In hindsight, it was probably a bit bonkers to do it in my writing up year, but actually for me the extra pressure, and the confidence that it gave me, helped. It made me look at my work differently, engage in different writing styles and think harder about how very detailed research can be adapted for a general audience. The producers are great to work with – and we had a day of media training at the AHRC which was incredibly interesting and useful. If you’re already blogging about your research and are active on social media, particularly Twitter, you’ll know how effective and stimulating getting your research ‘out there’ can be – not only in terms of clarifying ideas and broadening appeal but also for making connections with other researchers and the public. The scheme adds to that, opening up other possibilities and opportunities for disseminating your ideas to a wider audience and raising your profile as a researcher.
One thing to note – although it’s under the AHRC funding schemes, you don’t get a stipend for taking part. We got a small appearance fee if we were on the radio and had accommodation and travel paid for the festival appearances, but there was no fee for the BBC Arts film. This is worth bearing in mind – the opportunities are fantastic, but you need to be very flexible, able to get to London and find tight deadlines galvanising rather than terrifying!
My experience of being one of the New Gens has been really worthwhile – interesting, exciting, challenging and inspiring all at the same time. If you think you might like to be a part of it – get applying!

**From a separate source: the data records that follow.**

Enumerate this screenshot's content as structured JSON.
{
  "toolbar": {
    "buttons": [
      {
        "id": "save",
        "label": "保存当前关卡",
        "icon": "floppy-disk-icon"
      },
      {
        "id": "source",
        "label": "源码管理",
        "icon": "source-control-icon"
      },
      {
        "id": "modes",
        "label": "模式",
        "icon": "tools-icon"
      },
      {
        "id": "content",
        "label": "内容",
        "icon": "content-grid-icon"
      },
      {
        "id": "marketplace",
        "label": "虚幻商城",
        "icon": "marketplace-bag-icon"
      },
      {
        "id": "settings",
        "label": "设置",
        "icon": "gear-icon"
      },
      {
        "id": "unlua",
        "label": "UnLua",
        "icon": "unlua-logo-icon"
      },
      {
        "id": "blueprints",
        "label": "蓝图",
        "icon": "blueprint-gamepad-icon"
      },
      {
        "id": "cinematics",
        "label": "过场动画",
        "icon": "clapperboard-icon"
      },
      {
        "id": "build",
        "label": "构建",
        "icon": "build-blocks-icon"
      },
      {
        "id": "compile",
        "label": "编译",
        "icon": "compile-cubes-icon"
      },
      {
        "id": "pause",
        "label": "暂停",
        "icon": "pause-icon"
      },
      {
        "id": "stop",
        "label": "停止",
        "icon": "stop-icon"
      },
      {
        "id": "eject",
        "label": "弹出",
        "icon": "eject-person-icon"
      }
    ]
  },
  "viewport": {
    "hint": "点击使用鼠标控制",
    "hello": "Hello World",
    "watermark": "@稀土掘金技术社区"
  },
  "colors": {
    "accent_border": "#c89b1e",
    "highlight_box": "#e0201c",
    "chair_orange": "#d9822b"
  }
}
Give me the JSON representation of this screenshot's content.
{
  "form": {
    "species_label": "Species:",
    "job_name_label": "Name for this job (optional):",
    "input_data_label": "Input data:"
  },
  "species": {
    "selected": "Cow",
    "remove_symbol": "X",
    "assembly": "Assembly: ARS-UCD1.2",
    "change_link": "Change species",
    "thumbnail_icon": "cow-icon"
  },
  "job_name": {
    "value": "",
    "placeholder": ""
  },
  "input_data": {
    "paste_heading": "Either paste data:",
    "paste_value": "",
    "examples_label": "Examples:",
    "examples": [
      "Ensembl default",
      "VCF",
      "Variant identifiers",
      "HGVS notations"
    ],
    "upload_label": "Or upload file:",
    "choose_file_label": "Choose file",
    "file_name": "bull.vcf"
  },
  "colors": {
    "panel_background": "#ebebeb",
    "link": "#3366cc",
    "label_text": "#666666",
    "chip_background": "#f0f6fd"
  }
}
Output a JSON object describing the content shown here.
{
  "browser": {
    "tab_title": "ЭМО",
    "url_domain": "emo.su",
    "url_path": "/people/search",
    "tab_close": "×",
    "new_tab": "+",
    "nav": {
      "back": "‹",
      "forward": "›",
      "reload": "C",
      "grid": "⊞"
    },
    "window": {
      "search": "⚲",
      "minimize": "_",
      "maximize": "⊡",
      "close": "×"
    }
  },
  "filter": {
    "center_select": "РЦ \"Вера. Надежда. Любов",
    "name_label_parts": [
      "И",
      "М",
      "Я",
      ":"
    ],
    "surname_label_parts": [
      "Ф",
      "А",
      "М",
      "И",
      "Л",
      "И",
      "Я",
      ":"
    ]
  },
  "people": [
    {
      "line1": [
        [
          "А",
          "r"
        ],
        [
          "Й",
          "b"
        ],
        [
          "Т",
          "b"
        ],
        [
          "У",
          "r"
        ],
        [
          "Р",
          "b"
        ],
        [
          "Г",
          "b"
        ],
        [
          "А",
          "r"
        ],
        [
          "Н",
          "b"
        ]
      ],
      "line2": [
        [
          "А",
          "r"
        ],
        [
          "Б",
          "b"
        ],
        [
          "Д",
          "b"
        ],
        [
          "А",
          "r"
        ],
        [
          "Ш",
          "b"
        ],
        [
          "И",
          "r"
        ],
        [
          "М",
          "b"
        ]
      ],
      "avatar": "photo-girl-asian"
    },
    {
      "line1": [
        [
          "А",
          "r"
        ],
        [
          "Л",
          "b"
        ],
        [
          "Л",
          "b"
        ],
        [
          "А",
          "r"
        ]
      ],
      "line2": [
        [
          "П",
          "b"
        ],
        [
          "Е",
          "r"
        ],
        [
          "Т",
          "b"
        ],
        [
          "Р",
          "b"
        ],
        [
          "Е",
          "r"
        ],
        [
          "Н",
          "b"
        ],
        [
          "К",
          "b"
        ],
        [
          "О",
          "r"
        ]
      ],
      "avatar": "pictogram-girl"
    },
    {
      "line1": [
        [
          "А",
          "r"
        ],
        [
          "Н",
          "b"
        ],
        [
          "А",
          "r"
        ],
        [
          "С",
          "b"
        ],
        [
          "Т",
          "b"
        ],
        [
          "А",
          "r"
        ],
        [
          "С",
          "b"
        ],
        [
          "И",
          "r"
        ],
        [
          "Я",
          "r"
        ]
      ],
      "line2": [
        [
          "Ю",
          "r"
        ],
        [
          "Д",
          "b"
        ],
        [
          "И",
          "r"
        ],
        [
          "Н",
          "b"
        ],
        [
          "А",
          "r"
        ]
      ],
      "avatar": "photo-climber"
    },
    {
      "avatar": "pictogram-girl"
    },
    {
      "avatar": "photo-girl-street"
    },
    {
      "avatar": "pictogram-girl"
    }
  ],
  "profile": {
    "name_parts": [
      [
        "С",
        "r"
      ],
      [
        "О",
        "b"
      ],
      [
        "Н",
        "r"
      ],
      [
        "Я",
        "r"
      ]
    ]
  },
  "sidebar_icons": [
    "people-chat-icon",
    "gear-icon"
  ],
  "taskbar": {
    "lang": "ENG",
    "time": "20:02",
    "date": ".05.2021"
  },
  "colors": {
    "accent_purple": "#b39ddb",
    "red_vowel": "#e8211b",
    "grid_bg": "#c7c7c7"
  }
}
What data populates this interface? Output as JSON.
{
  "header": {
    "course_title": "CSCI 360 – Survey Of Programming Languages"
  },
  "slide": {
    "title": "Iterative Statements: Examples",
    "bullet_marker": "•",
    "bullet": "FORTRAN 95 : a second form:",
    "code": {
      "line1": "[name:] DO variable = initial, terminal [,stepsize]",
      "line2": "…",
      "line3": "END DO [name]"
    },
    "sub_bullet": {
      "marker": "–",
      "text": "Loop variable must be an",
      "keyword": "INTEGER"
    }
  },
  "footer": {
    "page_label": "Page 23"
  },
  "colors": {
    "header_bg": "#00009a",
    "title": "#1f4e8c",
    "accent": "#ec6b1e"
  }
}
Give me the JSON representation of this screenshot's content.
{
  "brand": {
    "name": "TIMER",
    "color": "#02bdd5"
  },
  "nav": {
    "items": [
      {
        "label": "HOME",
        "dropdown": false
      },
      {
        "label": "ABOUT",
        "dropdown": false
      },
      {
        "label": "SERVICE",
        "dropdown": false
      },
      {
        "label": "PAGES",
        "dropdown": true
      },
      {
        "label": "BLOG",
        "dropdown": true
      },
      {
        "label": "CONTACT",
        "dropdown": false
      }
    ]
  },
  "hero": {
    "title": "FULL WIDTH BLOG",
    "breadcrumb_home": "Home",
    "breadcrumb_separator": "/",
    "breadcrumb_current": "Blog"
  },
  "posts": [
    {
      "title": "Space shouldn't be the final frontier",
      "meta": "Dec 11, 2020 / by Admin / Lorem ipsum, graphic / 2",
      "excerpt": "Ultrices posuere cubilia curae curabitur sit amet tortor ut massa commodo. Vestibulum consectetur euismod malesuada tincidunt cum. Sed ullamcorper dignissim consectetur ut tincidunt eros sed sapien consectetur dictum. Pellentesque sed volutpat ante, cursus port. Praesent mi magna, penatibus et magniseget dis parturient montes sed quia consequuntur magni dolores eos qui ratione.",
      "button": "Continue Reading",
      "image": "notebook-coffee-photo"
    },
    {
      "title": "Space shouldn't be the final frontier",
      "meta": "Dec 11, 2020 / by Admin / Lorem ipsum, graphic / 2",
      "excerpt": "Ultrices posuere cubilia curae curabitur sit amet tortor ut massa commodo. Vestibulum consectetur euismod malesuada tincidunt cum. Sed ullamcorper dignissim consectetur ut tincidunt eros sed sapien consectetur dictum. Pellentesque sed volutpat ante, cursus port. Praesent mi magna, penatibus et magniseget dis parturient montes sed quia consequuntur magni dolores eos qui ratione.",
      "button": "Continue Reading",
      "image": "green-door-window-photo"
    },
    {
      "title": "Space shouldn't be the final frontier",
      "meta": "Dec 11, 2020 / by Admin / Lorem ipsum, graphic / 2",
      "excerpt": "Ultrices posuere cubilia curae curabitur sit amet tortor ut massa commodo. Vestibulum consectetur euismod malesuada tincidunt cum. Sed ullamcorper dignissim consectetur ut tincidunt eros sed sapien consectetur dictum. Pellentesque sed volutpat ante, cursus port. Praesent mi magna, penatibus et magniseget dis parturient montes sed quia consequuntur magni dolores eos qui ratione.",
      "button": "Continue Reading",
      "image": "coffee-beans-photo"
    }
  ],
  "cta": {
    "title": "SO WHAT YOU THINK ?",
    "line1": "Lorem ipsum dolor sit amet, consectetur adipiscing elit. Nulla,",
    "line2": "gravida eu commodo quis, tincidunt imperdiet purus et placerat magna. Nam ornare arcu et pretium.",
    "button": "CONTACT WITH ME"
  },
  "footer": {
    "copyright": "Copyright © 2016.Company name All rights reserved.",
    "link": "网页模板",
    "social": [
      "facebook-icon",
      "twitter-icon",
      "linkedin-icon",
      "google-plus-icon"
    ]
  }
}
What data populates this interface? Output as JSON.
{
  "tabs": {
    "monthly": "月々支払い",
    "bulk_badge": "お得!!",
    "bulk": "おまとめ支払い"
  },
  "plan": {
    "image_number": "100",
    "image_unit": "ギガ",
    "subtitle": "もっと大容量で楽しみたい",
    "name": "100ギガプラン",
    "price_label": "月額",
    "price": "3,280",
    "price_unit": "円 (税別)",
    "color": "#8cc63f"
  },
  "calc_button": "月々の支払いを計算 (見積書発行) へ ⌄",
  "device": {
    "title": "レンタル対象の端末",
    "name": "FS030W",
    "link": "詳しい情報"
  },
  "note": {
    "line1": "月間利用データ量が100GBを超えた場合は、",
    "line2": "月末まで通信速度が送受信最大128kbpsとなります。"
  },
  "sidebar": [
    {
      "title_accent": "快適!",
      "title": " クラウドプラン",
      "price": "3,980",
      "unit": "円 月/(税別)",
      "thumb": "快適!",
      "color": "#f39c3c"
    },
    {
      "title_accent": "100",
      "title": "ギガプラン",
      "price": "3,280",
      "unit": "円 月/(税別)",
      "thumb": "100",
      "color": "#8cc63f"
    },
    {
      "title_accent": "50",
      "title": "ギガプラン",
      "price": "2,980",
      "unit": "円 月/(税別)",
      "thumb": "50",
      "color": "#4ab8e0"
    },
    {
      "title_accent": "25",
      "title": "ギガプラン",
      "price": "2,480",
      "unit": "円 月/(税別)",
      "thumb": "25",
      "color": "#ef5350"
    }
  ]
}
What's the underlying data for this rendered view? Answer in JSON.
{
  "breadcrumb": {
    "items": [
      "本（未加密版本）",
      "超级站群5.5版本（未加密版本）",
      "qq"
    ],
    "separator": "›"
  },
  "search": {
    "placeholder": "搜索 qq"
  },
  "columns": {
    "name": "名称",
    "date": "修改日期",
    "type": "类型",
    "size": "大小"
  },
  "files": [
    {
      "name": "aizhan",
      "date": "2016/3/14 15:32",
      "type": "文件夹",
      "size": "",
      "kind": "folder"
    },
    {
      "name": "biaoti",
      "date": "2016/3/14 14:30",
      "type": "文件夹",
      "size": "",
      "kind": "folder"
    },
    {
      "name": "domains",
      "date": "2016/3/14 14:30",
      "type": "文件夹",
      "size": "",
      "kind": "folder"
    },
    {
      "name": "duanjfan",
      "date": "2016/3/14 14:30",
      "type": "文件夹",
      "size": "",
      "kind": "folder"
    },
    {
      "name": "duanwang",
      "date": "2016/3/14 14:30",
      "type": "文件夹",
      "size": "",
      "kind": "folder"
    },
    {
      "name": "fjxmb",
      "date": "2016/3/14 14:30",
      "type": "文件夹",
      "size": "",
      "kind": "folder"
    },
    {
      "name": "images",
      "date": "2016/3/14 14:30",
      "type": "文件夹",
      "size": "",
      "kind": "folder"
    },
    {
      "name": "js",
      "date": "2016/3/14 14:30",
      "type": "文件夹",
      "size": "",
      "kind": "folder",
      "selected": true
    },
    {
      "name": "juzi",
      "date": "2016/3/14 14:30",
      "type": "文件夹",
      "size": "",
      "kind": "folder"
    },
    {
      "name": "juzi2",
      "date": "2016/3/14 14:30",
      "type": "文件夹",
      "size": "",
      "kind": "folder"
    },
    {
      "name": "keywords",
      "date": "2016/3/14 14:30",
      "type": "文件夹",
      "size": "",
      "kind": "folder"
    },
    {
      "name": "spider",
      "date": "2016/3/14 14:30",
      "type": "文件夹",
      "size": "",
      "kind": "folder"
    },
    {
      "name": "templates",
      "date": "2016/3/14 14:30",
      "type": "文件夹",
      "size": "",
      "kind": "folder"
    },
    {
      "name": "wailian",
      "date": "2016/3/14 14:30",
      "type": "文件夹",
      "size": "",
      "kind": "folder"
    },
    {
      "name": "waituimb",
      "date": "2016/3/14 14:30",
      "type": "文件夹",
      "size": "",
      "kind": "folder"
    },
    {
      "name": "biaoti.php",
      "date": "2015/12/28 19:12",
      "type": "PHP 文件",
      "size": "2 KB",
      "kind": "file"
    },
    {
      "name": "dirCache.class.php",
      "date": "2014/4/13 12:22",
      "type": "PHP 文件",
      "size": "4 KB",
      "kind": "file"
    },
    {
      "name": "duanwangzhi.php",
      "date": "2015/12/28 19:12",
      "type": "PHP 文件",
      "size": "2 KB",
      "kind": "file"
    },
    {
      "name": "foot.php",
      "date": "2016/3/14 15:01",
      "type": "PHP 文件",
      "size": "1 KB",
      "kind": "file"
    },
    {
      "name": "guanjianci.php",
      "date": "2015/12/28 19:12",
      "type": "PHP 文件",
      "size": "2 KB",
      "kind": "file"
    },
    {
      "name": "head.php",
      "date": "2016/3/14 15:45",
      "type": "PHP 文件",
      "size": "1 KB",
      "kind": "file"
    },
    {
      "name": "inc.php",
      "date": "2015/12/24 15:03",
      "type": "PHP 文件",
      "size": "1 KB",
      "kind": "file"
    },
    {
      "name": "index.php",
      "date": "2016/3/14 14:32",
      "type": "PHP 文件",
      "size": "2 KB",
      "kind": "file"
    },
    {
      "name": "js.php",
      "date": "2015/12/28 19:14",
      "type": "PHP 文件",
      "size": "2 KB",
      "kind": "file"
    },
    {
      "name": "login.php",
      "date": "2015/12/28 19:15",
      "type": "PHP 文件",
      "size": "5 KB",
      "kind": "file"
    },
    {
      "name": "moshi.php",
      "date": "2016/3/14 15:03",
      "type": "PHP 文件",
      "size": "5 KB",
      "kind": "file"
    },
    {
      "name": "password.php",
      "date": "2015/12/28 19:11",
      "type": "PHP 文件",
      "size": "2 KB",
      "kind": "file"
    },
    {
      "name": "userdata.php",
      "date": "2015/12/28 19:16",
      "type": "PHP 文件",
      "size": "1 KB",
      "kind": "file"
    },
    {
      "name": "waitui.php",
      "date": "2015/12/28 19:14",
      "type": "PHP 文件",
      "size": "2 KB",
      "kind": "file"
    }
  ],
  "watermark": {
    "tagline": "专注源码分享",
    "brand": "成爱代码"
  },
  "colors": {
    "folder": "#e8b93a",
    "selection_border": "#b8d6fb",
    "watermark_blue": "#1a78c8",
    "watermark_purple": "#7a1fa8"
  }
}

Do get in touch with me if you have any questions about the application process or the scheme – I’m on twitter @NaomiPaxton.